The Philistines were set back all the days of Samuel (v. 13). The Israelite towns controlled by the Philistines, from Ekron to Gath, were returned to Israel (v. 14). And there was peace with the Amorites as well. Samuel judged Israel to the end of his life (v. 15). He was a circuit judge, traveling between Bethel, Gilgal, Mizpeh (v. 16), and his hometown of Ramah (v. 17).
A Lament for the Lord
Israel has the ark back from the Philistines, but everything is still unsettled. There is not a place of worship, like there was at Shiloh, and the ark is being kept was a consecrated man at somebody’s house. This was the state of affairs for twenty years, and the entire nation felt it. It tells us that “all the house of Israel” lamented after the Lord.
Reformations are real solutions for real problems. As William Tyndale once put it, God is “no patcher.” He doesn’t fuss around the edges. His approach is a root and branch approach. Jeremiah once spoke of the tendency of false prophets to “heal the wound of the people lightly” (Jer. 8:11). When someone rushes in to address the people’s “felt needs,” or to tell them “how to have their best life now,” the message is a light daub. Israel’s worship here is in raggedy tatters, and this is the way it is for twenty years—recognized as such for twenty years.
One might argue that Israel’s real god here was their fear of the Philistines. Even after their repentance, they fear (v. 7). God is gracious, and responds even when men cry out to Him with mixed motives. Think of how God even responded to Ahab, for example (1 Kings 21: 27). Their trouble was the Philistines (v. 3). Because of it, they cried out to the true God (v. 2). The victory of Samson had just happened, and Samuel decided that it was time to call for a decision.
As mentioned before, Samuel calls them to three things. The first is to return to the Lord with all their hearts (v. 3). Having done so, they were to purge their lives of the strange gods and Ashtaroth. These baals were the male deities, and the others were the female fertility figures. Get rid of them all, Samuel said.
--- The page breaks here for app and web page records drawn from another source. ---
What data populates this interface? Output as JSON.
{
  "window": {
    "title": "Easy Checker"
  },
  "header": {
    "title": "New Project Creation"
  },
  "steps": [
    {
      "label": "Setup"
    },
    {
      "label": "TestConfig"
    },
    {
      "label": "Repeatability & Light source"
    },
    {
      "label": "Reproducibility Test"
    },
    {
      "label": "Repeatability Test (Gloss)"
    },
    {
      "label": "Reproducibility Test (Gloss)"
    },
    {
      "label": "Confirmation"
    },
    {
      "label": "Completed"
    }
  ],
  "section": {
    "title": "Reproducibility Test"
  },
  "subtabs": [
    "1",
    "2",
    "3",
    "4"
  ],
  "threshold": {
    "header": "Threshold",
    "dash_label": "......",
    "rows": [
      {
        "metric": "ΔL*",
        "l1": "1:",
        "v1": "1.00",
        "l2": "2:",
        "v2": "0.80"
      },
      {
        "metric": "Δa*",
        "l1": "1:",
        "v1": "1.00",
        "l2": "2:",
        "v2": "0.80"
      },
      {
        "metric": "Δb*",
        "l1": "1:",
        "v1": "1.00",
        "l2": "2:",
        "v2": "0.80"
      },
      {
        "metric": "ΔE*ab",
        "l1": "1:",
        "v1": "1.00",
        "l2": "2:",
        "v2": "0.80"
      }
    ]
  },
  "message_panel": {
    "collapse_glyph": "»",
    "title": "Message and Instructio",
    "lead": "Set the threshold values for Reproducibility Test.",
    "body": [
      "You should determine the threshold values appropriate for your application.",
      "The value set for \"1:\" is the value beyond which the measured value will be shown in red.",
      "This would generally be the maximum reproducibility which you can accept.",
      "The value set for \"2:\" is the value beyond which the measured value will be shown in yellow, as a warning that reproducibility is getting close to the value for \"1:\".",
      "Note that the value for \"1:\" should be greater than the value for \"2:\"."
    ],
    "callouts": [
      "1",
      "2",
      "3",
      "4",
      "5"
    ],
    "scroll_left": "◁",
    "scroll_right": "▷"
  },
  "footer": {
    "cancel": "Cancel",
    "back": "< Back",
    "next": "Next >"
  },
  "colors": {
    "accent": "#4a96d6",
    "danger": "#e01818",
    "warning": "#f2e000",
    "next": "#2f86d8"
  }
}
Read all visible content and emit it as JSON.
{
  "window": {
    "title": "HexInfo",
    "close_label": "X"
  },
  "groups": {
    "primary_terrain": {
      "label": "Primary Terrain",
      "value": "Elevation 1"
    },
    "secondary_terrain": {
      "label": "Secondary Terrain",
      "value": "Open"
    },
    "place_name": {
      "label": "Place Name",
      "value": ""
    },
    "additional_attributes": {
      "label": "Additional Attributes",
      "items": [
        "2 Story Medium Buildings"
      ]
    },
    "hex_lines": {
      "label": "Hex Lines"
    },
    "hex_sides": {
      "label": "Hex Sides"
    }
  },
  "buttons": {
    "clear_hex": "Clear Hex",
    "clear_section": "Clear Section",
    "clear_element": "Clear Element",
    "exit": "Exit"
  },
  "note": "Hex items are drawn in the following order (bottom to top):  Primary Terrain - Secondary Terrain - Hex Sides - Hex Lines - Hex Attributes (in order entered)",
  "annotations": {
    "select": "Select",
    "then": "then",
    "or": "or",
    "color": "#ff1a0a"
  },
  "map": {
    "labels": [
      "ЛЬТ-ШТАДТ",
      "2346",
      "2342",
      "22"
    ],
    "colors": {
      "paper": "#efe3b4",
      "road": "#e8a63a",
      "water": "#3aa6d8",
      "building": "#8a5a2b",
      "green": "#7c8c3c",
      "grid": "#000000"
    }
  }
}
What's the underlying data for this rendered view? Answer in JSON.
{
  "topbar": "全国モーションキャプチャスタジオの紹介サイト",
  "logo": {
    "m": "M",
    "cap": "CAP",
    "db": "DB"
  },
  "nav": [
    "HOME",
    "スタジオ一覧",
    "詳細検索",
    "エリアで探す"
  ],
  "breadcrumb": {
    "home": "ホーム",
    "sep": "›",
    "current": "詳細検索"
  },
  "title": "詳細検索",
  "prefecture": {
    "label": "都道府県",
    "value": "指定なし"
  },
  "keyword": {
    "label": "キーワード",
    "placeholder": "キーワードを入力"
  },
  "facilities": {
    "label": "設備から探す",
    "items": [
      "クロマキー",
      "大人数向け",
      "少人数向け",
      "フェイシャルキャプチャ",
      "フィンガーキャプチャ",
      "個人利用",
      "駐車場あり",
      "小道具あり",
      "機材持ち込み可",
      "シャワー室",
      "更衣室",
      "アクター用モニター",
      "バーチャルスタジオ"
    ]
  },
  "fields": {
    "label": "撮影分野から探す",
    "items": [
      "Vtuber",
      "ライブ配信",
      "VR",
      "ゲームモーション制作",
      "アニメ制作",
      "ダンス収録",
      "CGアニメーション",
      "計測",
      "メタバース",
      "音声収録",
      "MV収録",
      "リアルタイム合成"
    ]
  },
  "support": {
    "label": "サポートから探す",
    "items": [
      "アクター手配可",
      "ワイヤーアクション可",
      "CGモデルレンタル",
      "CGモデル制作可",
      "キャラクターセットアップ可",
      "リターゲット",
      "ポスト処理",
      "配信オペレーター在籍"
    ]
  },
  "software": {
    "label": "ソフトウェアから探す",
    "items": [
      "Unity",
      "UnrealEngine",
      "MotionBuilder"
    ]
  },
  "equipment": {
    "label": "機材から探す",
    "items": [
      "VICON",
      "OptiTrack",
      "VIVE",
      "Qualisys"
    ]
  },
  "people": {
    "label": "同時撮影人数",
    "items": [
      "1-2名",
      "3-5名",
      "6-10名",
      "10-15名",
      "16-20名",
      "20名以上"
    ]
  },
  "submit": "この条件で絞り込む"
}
And the third thing was to prepare their hearts to serve the living God only (v. 3). Here they are again: 1. Return wholeheartedly; 2. Purge out all idolatry; and 3. Pursue God only.
Now the fact that the Israelites listened to Samuel, and got rid of their baals and Ashtaroth (v. 4) means that their twenty year lament for the Lord (v. 2) was compromised.
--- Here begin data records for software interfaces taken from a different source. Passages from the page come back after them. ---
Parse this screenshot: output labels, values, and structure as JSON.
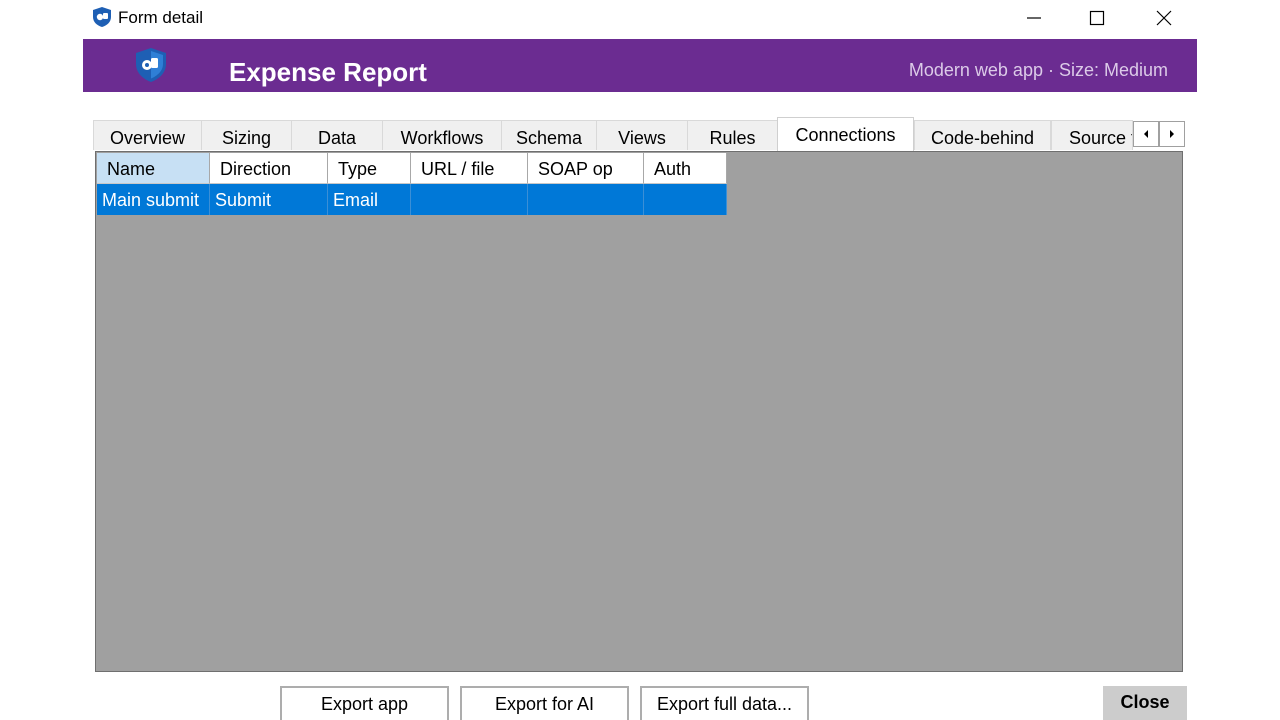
{
  "window": {
    "title": "Form detail",
    "app_icon": "shield-app-icon"
  },
  "banner": {
    "title": "Expense Report",
    "meta": "Modern web app · Size: Medium",
    "bg_color": "#6b2c91"
  },
  "tabs": [
    {
      "label": "Overview"
    },
    {
      "label": "Sizing"
    },
    {
      "label": "Data"
    },
    {
      "label": "Workflows"
    },
    {
      "label": "Schema"
    },
    {
      "label": "Views"
    },
    {
      "label": "Rules"
    },
    {
      "label": "Connections"
    },
    {
      "label": "Code-behind"
    },
    {
      "label": "Source f"
    }
  ],
  "active_tab": "Connections",
  "table": {
    "columns": [
      "Name",
      "Direction",
      "Type",
      "URL / file",
      "SOAP op",
      "Auth"
    ],
    "rows": [
      [
        "Main submit",
        "Submit",
        "Email",
        "",
        "",
        ""
      ]
    ],
    "selected_row": 0,
    "selection_color": "#0078d7"
  },
  "buttons": {
    "export_app": "Export app",
    "export_ai": "Export for AI",
    "export_full": "Export full data...",
    "close": "Close"
  }
}
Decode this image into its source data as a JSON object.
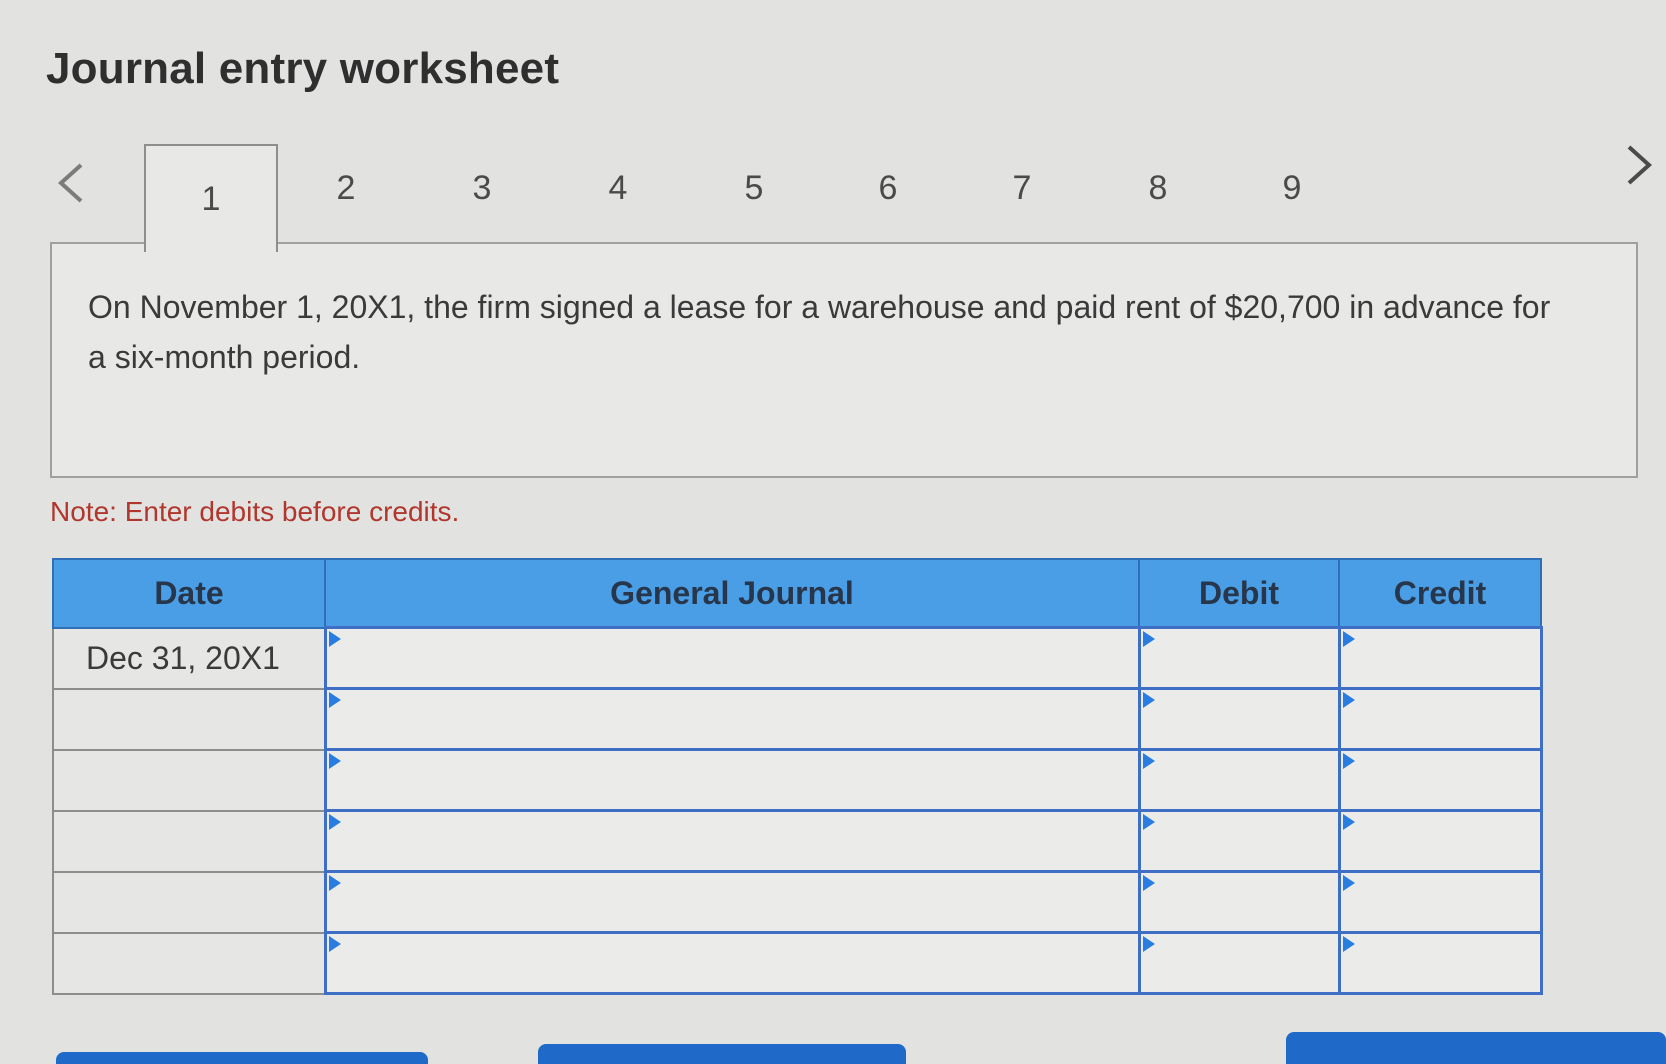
{
  "header": {
    "title": "Journal entry worksheet"
  },
  "tabs": [
    {
      "label": "1",
      "active": true
    },
    {
      "label": "2",
      "active": false
    },
    {
      "label": "3",
      "active": false
    },
    {
      "label": "4",
      "active": false
    },
    {
      "label": "5",
      "active": false
    },
    {
      "label": "6",
      "active": false
    },
    {
      "label": "7",
      "active": false
    },
    {
      "label": "8",
      "active": false
    },
    {
      "label": "9",
      "active": false
    }
  ],
  "prompt": {
    "text": "On November 1, 20X1, the firm signed a lease for a warehouse and paid rent of $20,700 in advance for a six-month period."
  },
  "note": {
    "text": "Note: Enter debits before credits."
  },
  "journal": {
    "headers": {
      "date": "Date",
      "general_journal": "General Journal",
      "debit": "Debit",
      "credit": "Credit"
    },
    "rows": [
      {
        "date": "Dec 31, 20X1",
        "account": "",
        "debit": "",
        "credit": ""
      },
      {
        "date": "",
        "account": "",
        "debit": "",
        "credit": ""
      },
      {
        "date": "",
        "account": "",
        "debit": "",
        "credit": ""
      },
      {
        "date": "",
        "account": "",
        "debit": "",
        "credit": ""
      },
      {
        "date": "",
        "account": "",
        "debit": "",
        "credit": ""
      },
      {
        "date": "",
        "account": "",
        "debit": "",
        "credit": ""
      }
    ]
  },
  "colors": {
    "header_blue": "#4a9ee5",
    "entry_border": "#3e6fc4",
    "note_red": "#b1372e",
    "button_blue": "#1f6ac9"
  }
}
Reformation and Worship
If Israel had gathered at Mizpeh, and had gone to war with the Philistines without repenting, what would have happened? They would have been soundly defeated again. The actual battle here is what we might call an instrument. If they had not repented, they would have used that instrument, and when they did repent they used that instrument. But when a repentant heart picks up an instrument, the attitude is entirely different. Not by might, not by power, but by my Spirit says the Lord (Zech. 2:6).
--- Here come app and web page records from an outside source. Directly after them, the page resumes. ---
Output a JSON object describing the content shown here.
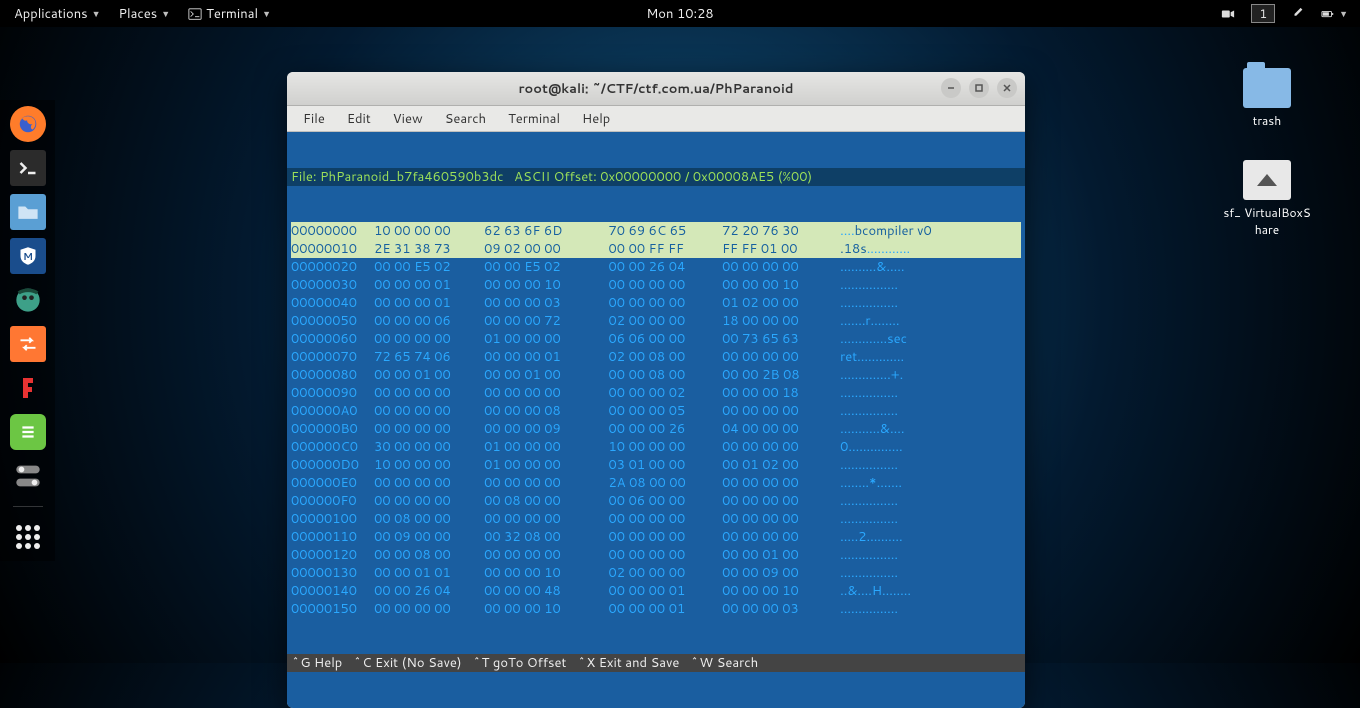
{
  "topbar": {
    "applications": "Applications",
    "places": "Places",
    "terminal": "Terminal",
    "clock": "Mon 10:28",
    "workspace": "1"
  },
  "desktop": {
    "trash": "trash",
    "share": "sf_ VirtualBoxS hare"
  },
  "window": {
    "title": "root@kali: ~/CTF/ctf.com.ua/PhParanoid",
    "menu": [
      "File",
      "Edit",
      "View",
      "Search",
      "Terminal",
      "Help"
    ]
  },
  "hex": {
    "status": "File: PhParanoid_b7fa460590b3dc   ASCII Offset: 0x00000000 / 0x00008AE5 (%00)    ",
    "rows": [
      {
        "addr": "00000000",
        "g": [
          "10 00 00 00",
          "62 63 6F 6D",
          "70 69 6C 65",
          "72 20 76 30"
        ],
        "ascii": "....bcompiler v0",
        "hl": true,
        "asciiHL": "bcompiler v0"
      },
      {
        "addr": "00000010",
        "g": [
          "2E 31 38 73",
          "09 02 00 00",
          "00 00 FF FF",
          "FF FF 01 00"
        ],
        "ascii": ".18s............",
        "hl": true,
        "asciiHL": ".18s"
      },
      {
        "addr": "00000020",
        "g": [
          "00 00 E5 02",
          "00 00 E5 02",
          "00 00 26 04",
          "00 00 00 00"
        ],
        "ascii": "..........&....."
      },
      {
        "addr": "00000030",
        "g": [
          "00 00 00 01",
          "00 00 00 10",
          "00 00 00 00",
          "00 00 00 10"
        ],
        "ascii": "................"
      },
      {
        "addr": "00000040",
        "g": [
          "00 00 00 01",
          "00 00 00 03",
          "00 00 00 00",
          "01 02 00 00"
        ],
        "ascii": "................"
      },
      {
        "addr": "00000050",
        "g": [
          "00 00 00 06",
          "00 00 00 72",
          "02 00 00 00",
          "18 00 00 00"
        ],
        "ascii": ".......r........"
      },
      {
        "addr": "00000060",
        "g": [
          "00 00 00 00",
          "01 00 00 00",
          "06 06 00 00",
          "00 73 65 63"
        ],
        "ascii": ".............sec"
      },
      {
        "addr": "00000070",
        "g": [
          "72 65 74 06",
          "00 00 00 01",
          "02 00 08 00",
          "00 00 00 00"
        ],
        "ascii": "ret............."
      },
      {
        "addr": "00000080",
        "g": [
          "00 00 01 00",
          "00 00 01 00",
          "00 00 08 00",
          "00 00 2B 08"
        ],
        "ascii": "..............+."
      },
      {
        "addr": "00000090",
        "g": [
          "00 00 00 00",
          "00 00 00 00",
          "00 00 00 02",
          "00 00 00 18"
        ],
        "ascii": "................"
      },
      {
        "addr": "000000A0",
        "g": [
          "00 00 00 00",
          "00 00 00 08",
          "00 00 00 05",
          "00 00 00 00"
        ],
        "ascii": "................"
      },
      {
        "addr": "000000B0",
        "g": [
          "00 00 00 00",
          "00 00 00 09",
          "00 00 00 26",
          "04 00 00 00"
        ],
        "ascii": "...........&...."
      },
      {
        "addr": "000000C0",
        "g": [
          "30 00 00 00",
          "01 00 00 00",
          "10 00 00 00",
          "00 00 00 00"
        ],
        "ascii": "0..............."
      },
      {
        "addr": "000000D0",
        "g": [
          "10 00 00 00",
          "01 00 00 00",
          "03 01 00 00",
          "00 01 02 00"
        ],
        "ascii": "................"
      },
      {
        "addr": "000000E0",
        "g": [
          "00 00 00 00",
          "00 00 00 00",
          "2A 08 00 00",
          "00 00 00 00"
        ],
        "ascii": "........*......."
      },
      {
        "addr": "000000F0",
        "g": [
          "00 00 00 00",
          "00 08 00 00",
          "00 06 00 00",
          "00 00 00 00"
        ],
        "ascii": "................"
      },
      {
        "addr": "00000100",
        "g": [
          "00 08 00 00",
          "00 00 00 00",
          "00 00 00 00",
          "00 00 00 00"
        ],
        "ascii": "................"
      },
      {
        "addr": "00000110",
        "g": [
          "00 09 00 00",
          "00 32 08 00",
          "00 00 00 00",
          "00 00 00 00"
        ],
        "ascii": ".....2.........."
      },
      {
        "addr": "00000120",
        "g": [
          "00 00 08 00",
          "00 00 00 00",
          "00 00 00 00",
          "00 00 01 00"
        ],
        "ascii": "................"
      },
      {
        "addr": "00000130",
        "g": [
          "00 00 01 01",
          "00 00 00 10",
          "02 00 00 00",
          "00 00 09 00"
        ],
        "ascii": "................"
      },
      {
        "addr": "00000140",
        "g": [
          "00 00 26 04",
          "00 00 00 48",
          "00 00 00 01",
          "00 00 00 10"
        ],
        "ascii": "..&....H........"
      },
      {
        "addr": "00000150",
        "g": [
          "00 00 00 00",
          "00 00 00 10",
          "00 00 00 01",
          "00 00 00 03"
        ],
        "ascii": "................"
      }
    ],
    "help": "^G Help   ^C Exit (No Save)   ^T goTo Offset   ^X Exit and Save   ^W Search     "
  }
}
We are surrounded by Philistines, and we are beleaguered by them. The ancient Israelites had to deal with Ekron and Gath, with Ashkelon and Gaza, and with Ashdod. We have to deal with predatory taxation, and abortion on demand, and sodomy exalted. We have to deal with corruption in the highest places, and with moral stupidity in the lowest. We see this, and go out to battle, and what happens? We get our tails kicked. Why is this? It is because of that little god shelf we have at home. It is because the gods we serve do not want to go to war with their fellow idols. We must return to the Lord, we must throw down the idols, and we must pursue the Lord, and the Lord alone.